▸ Your task:
Below are records; how many of their lines hold the string "structured"? Reply with nothing but the number.

▸ Given entries:
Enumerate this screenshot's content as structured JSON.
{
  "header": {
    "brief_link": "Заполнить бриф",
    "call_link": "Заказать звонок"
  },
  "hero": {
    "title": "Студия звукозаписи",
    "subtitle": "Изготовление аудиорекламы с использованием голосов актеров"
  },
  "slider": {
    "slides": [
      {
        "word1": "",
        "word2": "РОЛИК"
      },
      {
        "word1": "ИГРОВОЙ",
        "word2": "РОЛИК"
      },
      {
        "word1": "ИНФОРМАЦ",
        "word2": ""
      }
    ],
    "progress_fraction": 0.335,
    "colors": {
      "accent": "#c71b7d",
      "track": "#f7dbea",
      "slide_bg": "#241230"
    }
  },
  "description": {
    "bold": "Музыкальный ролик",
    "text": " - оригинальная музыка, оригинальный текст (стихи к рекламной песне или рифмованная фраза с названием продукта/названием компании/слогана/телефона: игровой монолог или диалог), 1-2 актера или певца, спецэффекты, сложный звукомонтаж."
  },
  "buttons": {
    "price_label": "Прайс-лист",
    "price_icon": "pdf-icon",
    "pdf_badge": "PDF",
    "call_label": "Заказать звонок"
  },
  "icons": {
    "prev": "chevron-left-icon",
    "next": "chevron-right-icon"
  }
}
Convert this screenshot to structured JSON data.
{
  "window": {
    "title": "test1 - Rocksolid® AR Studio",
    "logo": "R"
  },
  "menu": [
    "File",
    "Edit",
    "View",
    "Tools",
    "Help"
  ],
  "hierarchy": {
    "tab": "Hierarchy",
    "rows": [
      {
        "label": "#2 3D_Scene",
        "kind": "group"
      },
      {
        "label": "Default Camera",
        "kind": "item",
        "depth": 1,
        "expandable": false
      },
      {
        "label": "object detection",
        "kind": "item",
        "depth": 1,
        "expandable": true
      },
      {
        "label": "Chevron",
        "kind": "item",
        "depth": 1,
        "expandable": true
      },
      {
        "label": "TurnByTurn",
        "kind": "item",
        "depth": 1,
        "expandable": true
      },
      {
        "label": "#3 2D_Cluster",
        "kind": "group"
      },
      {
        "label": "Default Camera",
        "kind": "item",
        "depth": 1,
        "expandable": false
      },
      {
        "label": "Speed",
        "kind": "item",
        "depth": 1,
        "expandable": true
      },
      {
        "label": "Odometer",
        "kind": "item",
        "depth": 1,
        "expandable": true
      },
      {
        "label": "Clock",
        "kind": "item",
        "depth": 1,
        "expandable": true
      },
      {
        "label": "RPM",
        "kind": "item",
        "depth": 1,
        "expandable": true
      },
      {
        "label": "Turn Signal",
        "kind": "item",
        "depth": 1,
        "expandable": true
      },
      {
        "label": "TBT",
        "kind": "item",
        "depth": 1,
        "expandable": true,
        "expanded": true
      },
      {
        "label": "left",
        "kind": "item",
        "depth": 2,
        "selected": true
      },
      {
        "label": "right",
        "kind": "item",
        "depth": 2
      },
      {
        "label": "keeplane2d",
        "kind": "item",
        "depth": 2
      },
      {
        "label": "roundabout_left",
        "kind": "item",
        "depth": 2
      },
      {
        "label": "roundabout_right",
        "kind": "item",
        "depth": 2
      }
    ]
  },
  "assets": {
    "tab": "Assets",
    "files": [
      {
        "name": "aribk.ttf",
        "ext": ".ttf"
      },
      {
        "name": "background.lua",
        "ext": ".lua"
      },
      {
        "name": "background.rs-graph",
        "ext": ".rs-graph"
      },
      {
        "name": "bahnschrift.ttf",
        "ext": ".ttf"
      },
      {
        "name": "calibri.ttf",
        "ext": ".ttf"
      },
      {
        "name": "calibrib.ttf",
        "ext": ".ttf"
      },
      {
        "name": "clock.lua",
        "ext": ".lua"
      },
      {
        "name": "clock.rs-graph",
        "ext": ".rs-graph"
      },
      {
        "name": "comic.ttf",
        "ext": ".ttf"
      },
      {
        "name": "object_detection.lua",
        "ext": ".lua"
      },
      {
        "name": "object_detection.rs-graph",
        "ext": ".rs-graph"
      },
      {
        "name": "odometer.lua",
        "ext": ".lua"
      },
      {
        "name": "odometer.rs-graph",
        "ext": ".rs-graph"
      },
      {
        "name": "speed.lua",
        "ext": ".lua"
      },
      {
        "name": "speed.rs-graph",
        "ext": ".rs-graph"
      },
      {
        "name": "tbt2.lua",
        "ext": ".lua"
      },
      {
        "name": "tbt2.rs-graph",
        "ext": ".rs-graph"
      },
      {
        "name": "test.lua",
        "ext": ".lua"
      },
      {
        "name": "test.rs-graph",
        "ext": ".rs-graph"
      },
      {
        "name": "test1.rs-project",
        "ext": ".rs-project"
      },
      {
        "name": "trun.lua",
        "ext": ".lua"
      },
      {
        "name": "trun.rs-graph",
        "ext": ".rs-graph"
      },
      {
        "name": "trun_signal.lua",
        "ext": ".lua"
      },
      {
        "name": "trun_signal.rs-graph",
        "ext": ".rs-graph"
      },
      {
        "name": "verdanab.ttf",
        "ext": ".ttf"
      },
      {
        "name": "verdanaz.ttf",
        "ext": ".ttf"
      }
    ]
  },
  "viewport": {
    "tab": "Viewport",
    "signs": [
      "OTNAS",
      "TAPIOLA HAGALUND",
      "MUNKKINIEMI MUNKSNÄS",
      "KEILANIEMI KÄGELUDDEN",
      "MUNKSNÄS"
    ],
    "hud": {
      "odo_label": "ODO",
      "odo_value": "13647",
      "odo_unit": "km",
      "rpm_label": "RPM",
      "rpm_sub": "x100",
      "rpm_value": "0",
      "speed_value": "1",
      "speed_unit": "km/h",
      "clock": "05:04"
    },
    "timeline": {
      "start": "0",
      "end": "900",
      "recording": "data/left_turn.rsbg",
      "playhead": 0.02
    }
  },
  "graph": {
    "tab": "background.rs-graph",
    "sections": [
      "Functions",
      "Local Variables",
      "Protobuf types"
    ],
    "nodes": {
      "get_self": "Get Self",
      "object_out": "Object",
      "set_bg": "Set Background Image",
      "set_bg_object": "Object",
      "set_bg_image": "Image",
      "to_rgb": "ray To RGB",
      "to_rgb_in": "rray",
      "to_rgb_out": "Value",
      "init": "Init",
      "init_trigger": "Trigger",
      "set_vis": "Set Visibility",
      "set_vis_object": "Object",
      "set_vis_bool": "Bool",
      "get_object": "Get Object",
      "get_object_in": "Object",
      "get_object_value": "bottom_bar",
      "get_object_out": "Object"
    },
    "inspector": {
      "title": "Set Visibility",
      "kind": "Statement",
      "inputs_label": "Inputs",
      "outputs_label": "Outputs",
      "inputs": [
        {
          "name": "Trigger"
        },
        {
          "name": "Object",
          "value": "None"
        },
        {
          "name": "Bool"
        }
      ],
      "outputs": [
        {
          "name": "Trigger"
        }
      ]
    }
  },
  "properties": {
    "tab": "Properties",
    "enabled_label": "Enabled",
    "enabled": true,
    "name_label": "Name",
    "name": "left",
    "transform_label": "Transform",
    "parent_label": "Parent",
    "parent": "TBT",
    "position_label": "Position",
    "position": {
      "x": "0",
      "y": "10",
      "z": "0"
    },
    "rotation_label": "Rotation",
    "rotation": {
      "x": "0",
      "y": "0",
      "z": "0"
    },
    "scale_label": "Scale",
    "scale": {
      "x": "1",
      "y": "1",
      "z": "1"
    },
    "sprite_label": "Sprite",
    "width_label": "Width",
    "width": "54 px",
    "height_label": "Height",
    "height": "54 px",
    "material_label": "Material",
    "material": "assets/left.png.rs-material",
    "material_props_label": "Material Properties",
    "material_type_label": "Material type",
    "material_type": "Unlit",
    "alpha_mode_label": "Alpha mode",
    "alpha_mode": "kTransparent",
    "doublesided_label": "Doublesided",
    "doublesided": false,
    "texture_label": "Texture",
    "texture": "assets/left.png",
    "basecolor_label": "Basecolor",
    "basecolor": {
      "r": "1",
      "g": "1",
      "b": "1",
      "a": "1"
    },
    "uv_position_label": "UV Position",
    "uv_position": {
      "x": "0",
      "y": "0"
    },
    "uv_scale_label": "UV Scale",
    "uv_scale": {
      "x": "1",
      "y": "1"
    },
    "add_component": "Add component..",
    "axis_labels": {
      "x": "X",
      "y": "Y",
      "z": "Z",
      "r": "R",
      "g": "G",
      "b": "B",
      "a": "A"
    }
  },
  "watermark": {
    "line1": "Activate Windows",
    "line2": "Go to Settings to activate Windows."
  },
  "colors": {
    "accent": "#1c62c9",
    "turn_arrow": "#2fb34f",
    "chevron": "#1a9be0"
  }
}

▸ Response area:
2